*** Opening INPUT DATA ***

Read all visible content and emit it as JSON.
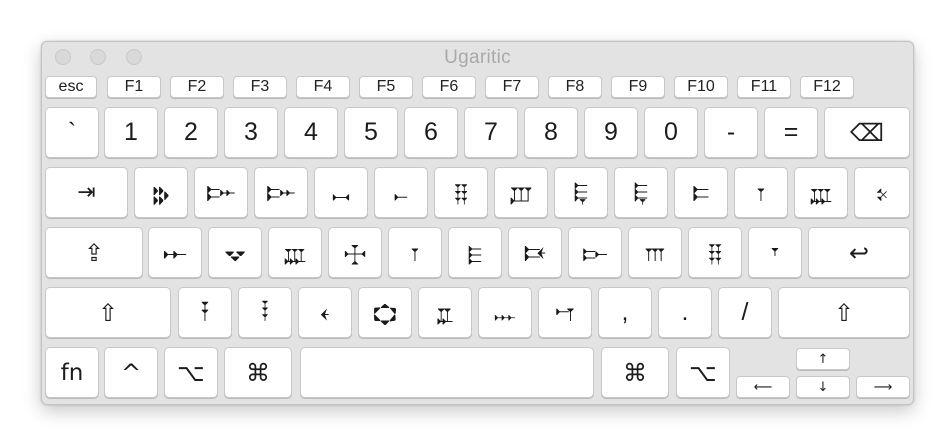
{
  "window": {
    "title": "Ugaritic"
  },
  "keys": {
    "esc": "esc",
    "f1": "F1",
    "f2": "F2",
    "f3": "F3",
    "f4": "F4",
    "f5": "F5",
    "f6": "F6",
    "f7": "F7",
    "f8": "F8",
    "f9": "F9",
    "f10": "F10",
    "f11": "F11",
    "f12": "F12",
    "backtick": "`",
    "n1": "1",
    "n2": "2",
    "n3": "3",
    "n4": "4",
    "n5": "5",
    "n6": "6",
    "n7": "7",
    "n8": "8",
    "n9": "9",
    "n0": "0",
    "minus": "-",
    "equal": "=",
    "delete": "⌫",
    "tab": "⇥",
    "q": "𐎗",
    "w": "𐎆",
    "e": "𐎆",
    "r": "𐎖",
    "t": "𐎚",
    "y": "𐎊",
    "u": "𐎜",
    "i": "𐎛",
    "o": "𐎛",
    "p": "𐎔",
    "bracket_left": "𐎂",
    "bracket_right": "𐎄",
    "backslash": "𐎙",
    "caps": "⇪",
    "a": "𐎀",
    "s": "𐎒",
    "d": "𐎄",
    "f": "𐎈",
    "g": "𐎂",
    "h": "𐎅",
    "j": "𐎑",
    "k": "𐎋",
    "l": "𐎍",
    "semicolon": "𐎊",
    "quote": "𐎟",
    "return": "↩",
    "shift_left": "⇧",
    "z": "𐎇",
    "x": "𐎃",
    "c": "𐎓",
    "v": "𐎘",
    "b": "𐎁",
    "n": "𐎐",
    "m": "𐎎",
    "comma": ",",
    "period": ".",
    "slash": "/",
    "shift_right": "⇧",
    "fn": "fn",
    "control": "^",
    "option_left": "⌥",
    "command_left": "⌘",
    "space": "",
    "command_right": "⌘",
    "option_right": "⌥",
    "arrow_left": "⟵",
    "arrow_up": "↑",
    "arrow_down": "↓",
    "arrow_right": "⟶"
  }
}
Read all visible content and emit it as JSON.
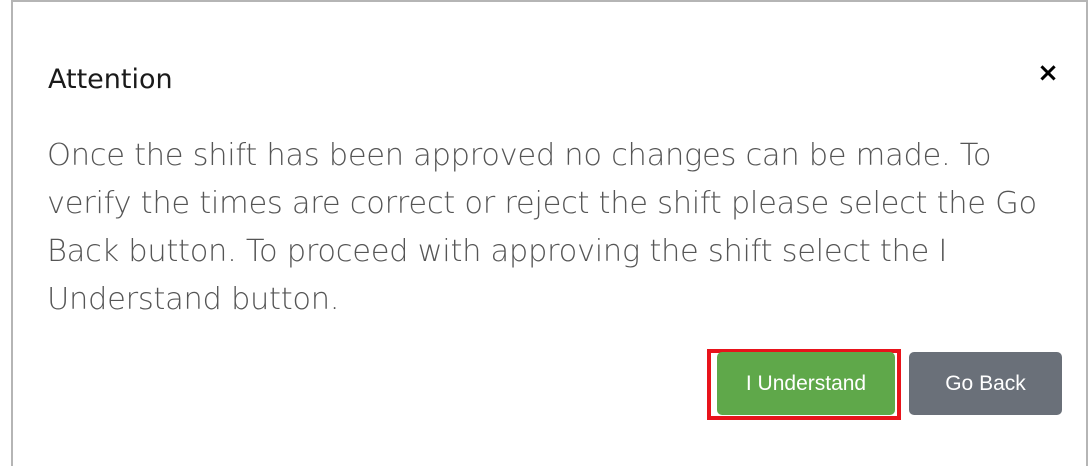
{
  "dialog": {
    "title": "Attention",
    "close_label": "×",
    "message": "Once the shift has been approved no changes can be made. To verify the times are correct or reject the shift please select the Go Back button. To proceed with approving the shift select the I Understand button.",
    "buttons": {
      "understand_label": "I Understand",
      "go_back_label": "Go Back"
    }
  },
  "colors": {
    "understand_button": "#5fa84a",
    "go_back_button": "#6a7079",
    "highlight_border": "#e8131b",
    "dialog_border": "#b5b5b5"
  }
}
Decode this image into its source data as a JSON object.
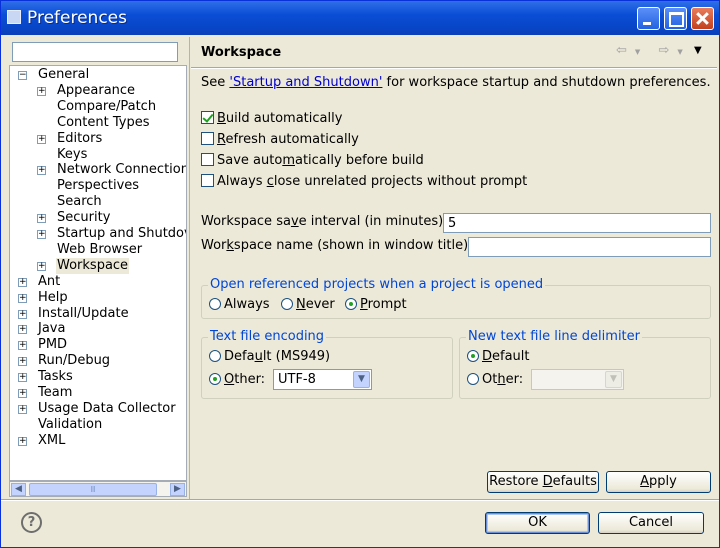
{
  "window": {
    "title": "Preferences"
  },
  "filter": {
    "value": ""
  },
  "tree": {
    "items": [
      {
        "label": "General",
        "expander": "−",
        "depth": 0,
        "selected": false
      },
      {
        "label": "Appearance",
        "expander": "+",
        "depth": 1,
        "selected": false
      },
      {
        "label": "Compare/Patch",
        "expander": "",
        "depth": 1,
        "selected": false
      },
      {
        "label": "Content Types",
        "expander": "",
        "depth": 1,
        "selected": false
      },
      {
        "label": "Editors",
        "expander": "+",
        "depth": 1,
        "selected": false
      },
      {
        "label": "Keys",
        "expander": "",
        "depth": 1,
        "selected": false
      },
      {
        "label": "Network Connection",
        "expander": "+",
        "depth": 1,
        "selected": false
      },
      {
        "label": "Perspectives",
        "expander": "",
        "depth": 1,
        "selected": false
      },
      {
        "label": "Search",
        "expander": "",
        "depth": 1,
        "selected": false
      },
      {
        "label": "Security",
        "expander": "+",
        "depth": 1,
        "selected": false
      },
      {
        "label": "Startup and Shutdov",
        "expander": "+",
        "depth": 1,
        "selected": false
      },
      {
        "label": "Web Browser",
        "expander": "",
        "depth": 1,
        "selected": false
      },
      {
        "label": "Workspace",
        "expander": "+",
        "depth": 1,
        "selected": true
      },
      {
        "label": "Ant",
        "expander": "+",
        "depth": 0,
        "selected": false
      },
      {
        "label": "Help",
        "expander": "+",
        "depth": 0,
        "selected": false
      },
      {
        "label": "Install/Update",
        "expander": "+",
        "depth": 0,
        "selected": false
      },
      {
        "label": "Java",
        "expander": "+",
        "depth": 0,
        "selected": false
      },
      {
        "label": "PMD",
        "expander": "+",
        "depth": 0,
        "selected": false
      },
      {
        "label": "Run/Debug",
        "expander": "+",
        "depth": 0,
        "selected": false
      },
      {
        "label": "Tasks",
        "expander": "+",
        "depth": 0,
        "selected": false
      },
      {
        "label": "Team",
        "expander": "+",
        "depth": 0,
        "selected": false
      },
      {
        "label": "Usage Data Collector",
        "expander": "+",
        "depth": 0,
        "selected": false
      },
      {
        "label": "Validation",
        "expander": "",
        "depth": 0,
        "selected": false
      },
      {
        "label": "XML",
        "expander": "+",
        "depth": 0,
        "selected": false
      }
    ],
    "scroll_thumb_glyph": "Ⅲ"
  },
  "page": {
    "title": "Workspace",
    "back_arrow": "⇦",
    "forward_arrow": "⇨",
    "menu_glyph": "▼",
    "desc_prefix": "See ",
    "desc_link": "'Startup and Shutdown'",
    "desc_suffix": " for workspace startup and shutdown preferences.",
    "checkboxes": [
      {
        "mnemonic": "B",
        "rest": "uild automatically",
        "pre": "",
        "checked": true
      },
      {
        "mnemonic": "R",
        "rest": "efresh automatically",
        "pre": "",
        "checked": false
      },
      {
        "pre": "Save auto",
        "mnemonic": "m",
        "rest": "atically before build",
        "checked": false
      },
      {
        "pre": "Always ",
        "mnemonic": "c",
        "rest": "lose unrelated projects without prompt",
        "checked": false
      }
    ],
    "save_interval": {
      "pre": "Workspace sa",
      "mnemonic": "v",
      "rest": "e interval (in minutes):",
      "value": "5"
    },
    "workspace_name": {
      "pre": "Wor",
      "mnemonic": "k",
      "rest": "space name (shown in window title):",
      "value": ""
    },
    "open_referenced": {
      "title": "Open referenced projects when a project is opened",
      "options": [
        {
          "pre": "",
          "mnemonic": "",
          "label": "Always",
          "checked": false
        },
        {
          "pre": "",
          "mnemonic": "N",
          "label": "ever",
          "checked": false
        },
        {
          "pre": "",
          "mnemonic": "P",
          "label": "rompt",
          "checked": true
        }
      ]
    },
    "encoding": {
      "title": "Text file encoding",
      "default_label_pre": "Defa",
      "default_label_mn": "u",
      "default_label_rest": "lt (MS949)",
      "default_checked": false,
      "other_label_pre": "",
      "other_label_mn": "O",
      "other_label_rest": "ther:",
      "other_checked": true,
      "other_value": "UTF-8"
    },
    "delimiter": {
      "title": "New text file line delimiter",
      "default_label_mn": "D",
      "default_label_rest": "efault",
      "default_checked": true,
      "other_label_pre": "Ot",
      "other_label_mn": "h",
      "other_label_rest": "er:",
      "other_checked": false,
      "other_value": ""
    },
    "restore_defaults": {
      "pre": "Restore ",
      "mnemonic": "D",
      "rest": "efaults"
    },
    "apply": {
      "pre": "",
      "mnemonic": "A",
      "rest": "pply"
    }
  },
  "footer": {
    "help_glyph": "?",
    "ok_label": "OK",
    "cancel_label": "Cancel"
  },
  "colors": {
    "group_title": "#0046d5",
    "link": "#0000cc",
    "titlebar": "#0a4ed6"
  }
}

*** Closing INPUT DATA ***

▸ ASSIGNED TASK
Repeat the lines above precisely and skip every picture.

▸ SOLUTION FOR THIS PROBLEM
Read all visible content and emit it as JSON.
{
  "window": {
    "title": "Ugaritic"
  },
  "keys": {
    "esc": "esc",
    "f1": "F1",
    "f2": "F2",
    "f3": "F3",
    "f4": "F4",
    "f5": "F5",
    "f6": "F6",
    "f7": "F7",
    "f8": "F8",
    "f9": "F9",
    "f10": "F10",
    "f11": "F11",
    "f12": "F12",
    "backtick": "`",
    "n1": "1",
    "n2": "2",
    "n3": "3",
    "n4": "4",
    "n5": "5",
    "n6": "6",
    "n7": "7",
    "n8": "8",
    "n9": "9",
    "n0": "0",
    "minus": "-",
    "equal": "=",
    "delete": "⌫",
    "tab": "⇥",
    "q": "𐎗",
    "w": "𐎆",
    "e": "𐎆",
    "r": "𐎖",
    "t": "𐎚",
    "y": "𐎊",
    "u": "𐎜",
    "i": "𐎛",
    "o": "𐎛",
    "p": "𐎔",
    "bracket_left": "𐎂",
    "bracket_right": "𐎄",
    "backslash": "𐎙",
    "caps": "⇪",
    "a": "𐎀",
    "s": "𐎒",
    "d": "𐎄",
    "f": "𐎈",
    "g": "𐎂",
    "h": "𐎅",
    "j": "𐎑",
    "k": "𐎋",
    "l": "𐎍",
    "semicolon": "𐎊",
    "quote": "𐎟",
    "return": "↩",
    "shift_left": "⇧",
    "z": "𐎇",
    "x": "𐎃",
    "c": "𐎓",
    "v": "𐎘",
    "b": "𐎁",
    "n": "𐎐",
    "m": "𐎎",
    "comma": ",",
    "period": ".",
    "slash": "/",
    "shift_right": "⇧",
    "fn": "fn",
    "control": "^",
    "option_left": "⌥",
    "command_left": "⌘",
    "space": "",
    "command_right": "⌘",
    "option_right": "⌥",
    "arrow_left": "⟵",
    "arrow_up": "↑",
    "arrow_down": "↓",
    "arrow_right": "⟶"
  }
}
Read all visible content and emit it as JSON.
{
  "dialog": {
    "title": "Attention",
    "close_label": "×",
    "message": "Once the shift has been approved no changes can be made. To verify the times are correct or reject the shift please select the Go Back button. To proceed with approving the shift select the I Understand button.",
    "buttons": {
      "understand_label": "I Understand",
      "go_back_label": "Go Back"
    }
  },
  "colors": {
    "understand_button": "#5fa84a",
    "go_back_button": "#6a7079",
    "highlight_border": "#e8131b",
    "dialog_border": "#b5b5b5"
  }
}
Decode this image into its source data as a JSON object.
{
  "window": {
    "title": "Preferences"
  },
  "filter": {
    "value": ""
  },
  "tree": {
    "items": [
      {
        "label": "General",
        "expander": "−",
        "depth": 0,
        "selected": false
      },
      {
        "label": "Appearance",
        "expander": "+",
        "depth": 1,
        "selected": false
      },
      {
        "label": "Compare/Patch",
        "expander": "",
        "depth": 1,
        "selected": false
      },
      {
        "label": "Content Types",
        "expander": "",
        "depth": 1,
        "selected": false
      },
      {
        "label": "Editors",
        "expander": "+",
        "depth": 1,
        "selected": false
      },
      {
        "label": "Keys",
        "expander": "",
        "depth": 1,
        "selected": false
      },
      {
        "label": "Network Connection",
        "expander": "+",
        "depth": 1,
        "selected": false
      },
      {
        "label": "Perspectives",
        "expander": "",
        "depth": 1,
        "selected": false
      },
      {
        "label": "Search",
        "expander": "",
        "depth": 1,
        "selected": false
      },
      {
        "label": "Security",
        "expander": "+",
        "depth": 1,
        "selected": false
      },
      {
        "label": "Startup and Shutdov",
        "expander": "+",
        "depth": 1,
        "selected": false
      },
      {
        "label": "Web Browser",
        "expander": "",
        "depth": 1,
        "selected": false
      },
      {
        "label": "Workspace",
        "expander": "+",
        "depth": 1,
        "selected": true
      },
      {
        "label": "Ant",
        "expander": "+",
        "depth": 0,
        "selected": false
      },
      {
        "label": "Help",
        "expander": "+",
        "depth": 0,
        "selected": false
      },
      {
        "label": "Install/Update",
        "expander": "+",
        "depth": 0,
        "selected": false
      },
      {
        "label": "Java",
        "expander": "+",
        "depth": 0,
        "selected": false
      },
      {
        "label": "PMD",
        "expander": "+",
        "depth": 0,
        "selected": false
      },
      {
        "label": "Run/Debug",
        "expander": "+",
        "depth": 0,
        "selected": false
      },
      {
        "label": "Tasks",
        "expander": "+",
        "depth": 0,
        "selected": false
      },
      {
        "label": "Team",
        "expander": "+",
        "depth": 0,
        "selected": false
      },
      {
        "label": "Usage Data Collector",
        "expander": "+",
        "depth": 0,
        "selected": false
      },
      {
        "label": "Validation",
        "expander": "",
        "depth": 0,
        "selected": false
      },
      {
        "label": "XML",
        "expander": "+",
        "depth": 0,
        "selected": false
      }
    ],
    "scroll_thumb_glyph": "Ⅲ"
  },
  "page": {
    "title": "Workspace",
    "back_arrow": "⇦",
    "forward_arrow": "⇨",
    "menu_glyph": "▼",
    "desc_prefix": "See ",
    "desc_link": "'Startup and Shutdown'",
    "desc_suffix": " for workspace startup and shutdown preferences.",
    "checkboxes": [
      {
        "mnemonic": "B",
        "rest": "uild automatically",
        "pre": "",
        "checked": true
      },
      {
        "mnemonic": "R",
        "rest": "efresh automatically",
        "pre": "",
        "checked": false
      },
      {
        "pre": "Save auto",
        "mnemonic": "m",
        "rest": "atically before build",
        "checked": false
      },
      {
        "pre": "Always ",
        "mnemonic": "c",
        "rest": "lose unrelated projects without prompt",
        "checked": false
      }
    ],
    "save_interval": {
      "pre": "Workspace sa",
      "mnemonic": "v",
      "rest": "e interval (in minutes):",
      "value": "5"
    },
    "workspace_name": {
      "pre": "Wor",
      "mnemonic": "k",
      "rest": "space name (shown in window title):",
      "value": ""
    },
    "open_referenced": {
      "title": "Open referenced projects when a project is opened",
      "options": [
        {
          "pre": "",
          "mnemonic": "",
          "label": "Always",
          "checked": false
        },
        {
          "pre": "",
          "mnemonic": "N",
          "label": "ever",
          "checked": false
        },
        {
          "pre": "",
          "mnemonic": "P",
          "label": "rompt",
          "checked": true
        }
      ]
    },
    "encoding": {
      "title": "Text file encoding",
      "default_label_pre": "Defa",
      "default_label_mn": "u",
      "default_label_rest": "lt (MS949)",
      "default_checked": false,
      "other_label_pre": "",
      "other_label_mn": "O",
      "other_label_rest": "ther:",
      "other_checked": true,
      "other_value": "UTF-8"
    },
    "delimiter": {
      "title": "New text file line delimiter",
      "default_label_mn": "D",
      "default_label_rest": "efault",
      "default_checked": true,
      "other_label_pre": "Ot",
      "other_label_mn": "h",
      "other_label_rest": "er:",
      "other_checked": false,
      "other_value": ""
    },
    "restore_defaults": {
      "pre": "Restore ",
      "mnemonic": "D",
      "rest": "efaults"
    },
    "apply": {
      "pre": "",
      "mnemonic": "A",
      "rest": "pply"
    }
  },
  "footer": {
    "help_glyph": "?",
    "ok_label": "OK",
    "cancel_label": "Cancel"
  },
  "colors": {
    "group_title": "#0046d5",
    "link": "#0000cc",
    "titlebar": "#0a4ed6"
  }
}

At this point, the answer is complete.